▸ TASK ITEM: Read the data line by line and say how many lines contain the string "Description", giving the number alone.

Component data from apps and pages:

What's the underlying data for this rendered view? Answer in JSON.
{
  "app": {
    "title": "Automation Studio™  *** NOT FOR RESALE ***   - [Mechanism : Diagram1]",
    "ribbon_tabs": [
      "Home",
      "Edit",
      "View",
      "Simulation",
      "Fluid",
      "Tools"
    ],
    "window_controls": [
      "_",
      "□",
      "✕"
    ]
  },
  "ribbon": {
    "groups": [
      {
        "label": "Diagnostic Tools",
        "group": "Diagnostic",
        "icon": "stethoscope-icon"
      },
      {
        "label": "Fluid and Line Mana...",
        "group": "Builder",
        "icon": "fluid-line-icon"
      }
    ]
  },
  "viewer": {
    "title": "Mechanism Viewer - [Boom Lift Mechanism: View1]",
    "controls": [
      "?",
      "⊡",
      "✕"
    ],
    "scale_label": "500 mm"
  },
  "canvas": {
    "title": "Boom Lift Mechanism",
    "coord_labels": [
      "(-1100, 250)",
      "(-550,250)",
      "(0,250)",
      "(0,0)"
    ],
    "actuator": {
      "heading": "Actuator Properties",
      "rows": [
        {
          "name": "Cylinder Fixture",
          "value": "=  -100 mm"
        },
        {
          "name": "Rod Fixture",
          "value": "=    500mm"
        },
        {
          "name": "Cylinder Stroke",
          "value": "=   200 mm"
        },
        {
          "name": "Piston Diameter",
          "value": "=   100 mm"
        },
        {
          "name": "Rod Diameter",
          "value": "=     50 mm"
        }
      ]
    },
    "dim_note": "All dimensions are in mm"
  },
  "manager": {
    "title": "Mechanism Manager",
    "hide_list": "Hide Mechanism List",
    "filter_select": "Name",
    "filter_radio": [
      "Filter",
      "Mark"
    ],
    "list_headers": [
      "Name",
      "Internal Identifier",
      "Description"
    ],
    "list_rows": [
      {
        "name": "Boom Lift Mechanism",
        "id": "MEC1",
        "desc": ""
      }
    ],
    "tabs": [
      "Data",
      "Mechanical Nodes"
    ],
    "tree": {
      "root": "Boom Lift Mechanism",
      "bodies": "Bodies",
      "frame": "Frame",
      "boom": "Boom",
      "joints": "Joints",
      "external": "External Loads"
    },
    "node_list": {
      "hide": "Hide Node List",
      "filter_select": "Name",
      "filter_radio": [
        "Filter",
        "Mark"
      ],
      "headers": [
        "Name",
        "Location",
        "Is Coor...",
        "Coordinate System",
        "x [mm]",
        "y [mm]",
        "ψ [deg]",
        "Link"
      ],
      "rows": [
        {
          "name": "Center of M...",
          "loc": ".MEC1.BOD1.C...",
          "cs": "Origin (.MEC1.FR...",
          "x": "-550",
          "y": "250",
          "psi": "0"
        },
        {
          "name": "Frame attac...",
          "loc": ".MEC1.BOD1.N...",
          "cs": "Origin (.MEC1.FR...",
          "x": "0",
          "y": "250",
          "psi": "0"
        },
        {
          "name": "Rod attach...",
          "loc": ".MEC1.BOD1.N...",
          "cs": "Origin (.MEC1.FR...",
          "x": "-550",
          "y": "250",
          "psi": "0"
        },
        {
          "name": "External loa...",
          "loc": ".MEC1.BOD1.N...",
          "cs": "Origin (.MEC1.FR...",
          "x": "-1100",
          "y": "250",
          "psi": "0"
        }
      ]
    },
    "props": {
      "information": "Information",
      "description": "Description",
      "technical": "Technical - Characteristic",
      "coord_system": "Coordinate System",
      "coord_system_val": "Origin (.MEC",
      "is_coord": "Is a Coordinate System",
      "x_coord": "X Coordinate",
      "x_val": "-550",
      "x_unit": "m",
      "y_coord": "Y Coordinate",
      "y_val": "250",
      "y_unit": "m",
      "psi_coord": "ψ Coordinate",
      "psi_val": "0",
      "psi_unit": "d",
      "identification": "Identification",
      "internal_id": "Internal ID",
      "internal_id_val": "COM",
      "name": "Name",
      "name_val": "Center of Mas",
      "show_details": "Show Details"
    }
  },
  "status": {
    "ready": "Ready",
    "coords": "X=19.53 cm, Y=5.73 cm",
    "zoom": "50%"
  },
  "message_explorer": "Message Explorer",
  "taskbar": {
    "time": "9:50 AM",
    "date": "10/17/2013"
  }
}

▸ EXERCISE RESULT: 2